Maritime forces from Australia, Japan, Republic of Korea, and the United States met in the waters off the eastern coast of Australia to conduct cooperative maritime exercise Pacific Vanguard (PACVAN) 2021 beginning July 5. The Royal Australian Navy is hosting this year’s exercise, demonstrating shared trust and cooperation amongst the four nations. PACVAN is an opportunity for the four Indo-Pacific navies to strengthen their skills in maritime operations including anti-submarine warfare, air warfare, live-fire missile events, and advanced maneuvering scenarios.
“Exercise Pacific Vanguard builds on the strong and longstanding relationship between the Royal Australian and United States navies and reflects our shared commitment to robust navy-to-navy relationships across the region,” said Cmdr. Aaron Cox, commanding officer, HMAS Brisbane. “Our fleet has enjoyed multiple chances to work with the United States Navy this year and the crew of Brisbane is eager to test their skills with USS Rafael Peralta and show how our capabilities combine.
Representing Australia are the Royal Australian Navy Hobart-class destroyer HMAS Brisbane (DDG 41), Collins-class submarine HMAS Rankin (SSG 78), and aircraft from the Royal Australian Air Force. Representing the U.S. Navy is the newest addition to Destroyer Squadron (DESRON) 15, Arleigh Burke-class guided-missile destroyer USS Raphael Peralta (DDG 115). The Republic of Korea (ROK) Navy Chungmugong Yi Sun-sin-class destroyer ROKS Wang Geon (DDH 978) participated in the exercise.

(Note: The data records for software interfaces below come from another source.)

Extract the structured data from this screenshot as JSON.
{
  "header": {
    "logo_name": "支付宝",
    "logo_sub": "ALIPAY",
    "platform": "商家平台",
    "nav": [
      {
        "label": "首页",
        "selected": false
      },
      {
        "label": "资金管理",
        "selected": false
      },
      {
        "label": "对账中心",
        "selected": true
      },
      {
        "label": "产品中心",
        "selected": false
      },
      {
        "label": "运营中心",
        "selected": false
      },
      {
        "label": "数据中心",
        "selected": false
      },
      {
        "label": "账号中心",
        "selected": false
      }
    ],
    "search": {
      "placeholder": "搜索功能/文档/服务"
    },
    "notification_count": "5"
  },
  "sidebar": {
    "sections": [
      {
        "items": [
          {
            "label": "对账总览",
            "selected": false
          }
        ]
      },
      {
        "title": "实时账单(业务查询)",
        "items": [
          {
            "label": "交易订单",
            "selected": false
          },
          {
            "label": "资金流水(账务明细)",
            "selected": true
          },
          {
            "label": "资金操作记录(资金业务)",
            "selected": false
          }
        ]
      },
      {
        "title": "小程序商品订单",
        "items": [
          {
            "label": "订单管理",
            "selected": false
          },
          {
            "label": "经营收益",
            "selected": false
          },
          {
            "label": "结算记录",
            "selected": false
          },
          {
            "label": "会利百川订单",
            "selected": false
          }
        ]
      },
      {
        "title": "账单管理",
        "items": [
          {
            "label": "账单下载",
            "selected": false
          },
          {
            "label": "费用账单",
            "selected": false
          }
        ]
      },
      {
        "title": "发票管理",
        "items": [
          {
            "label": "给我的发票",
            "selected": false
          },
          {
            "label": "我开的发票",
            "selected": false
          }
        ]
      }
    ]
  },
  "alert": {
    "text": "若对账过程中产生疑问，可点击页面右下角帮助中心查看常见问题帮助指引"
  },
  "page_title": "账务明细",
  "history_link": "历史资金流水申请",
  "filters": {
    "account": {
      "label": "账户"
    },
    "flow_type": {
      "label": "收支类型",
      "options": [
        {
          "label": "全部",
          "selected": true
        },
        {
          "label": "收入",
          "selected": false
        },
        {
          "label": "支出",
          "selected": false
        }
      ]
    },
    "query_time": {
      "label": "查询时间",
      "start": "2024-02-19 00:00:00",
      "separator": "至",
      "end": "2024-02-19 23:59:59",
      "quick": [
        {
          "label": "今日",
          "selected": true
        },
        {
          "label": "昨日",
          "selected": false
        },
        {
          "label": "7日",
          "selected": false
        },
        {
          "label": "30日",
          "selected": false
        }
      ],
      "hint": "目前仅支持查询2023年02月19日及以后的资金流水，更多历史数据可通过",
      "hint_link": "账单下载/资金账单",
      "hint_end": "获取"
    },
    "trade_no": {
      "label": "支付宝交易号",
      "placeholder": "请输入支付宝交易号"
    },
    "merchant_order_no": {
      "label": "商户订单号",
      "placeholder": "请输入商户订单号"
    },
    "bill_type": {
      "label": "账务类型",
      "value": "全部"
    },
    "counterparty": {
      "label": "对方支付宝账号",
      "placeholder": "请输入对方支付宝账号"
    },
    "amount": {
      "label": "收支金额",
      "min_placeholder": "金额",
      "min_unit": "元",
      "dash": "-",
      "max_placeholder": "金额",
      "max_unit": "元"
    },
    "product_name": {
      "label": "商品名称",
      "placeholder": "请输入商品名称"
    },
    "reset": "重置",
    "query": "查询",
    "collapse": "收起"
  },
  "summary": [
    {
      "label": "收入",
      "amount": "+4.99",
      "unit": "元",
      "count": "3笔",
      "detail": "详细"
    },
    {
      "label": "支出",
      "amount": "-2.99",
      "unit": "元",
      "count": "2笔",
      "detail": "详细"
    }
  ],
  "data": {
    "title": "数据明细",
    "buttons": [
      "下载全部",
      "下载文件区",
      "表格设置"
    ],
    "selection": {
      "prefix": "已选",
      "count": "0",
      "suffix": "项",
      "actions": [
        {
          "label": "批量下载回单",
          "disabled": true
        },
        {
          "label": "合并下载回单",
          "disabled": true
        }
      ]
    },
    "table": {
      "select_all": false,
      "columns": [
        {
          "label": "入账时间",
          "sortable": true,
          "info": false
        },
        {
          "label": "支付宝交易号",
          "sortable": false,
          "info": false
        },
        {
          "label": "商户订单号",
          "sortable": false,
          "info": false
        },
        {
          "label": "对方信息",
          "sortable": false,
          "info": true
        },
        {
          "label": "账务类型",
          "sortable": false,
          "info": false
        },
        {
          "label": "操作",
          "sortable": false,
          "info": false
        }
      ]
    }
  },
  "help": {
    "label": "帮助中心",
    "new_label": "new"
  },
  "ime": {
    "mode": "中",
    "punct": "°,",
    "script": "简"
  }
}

The Royal Australian Navy HMAS Brisbane initiated the combined firepower with the launch of an Evolved Sea Sparrow Missile (ESSM). This was followed by missile firings from JS Makinami and USS Rafael Peralta. The ships operated as a task group led by ROKS Wang Geon, which included the Australian submarine HMAS Rankin. As well as the live-missile firings, the four partner nations are conducting a range of training activities, including surface warfare, anti-submarine warfare and ship-to-ship communications.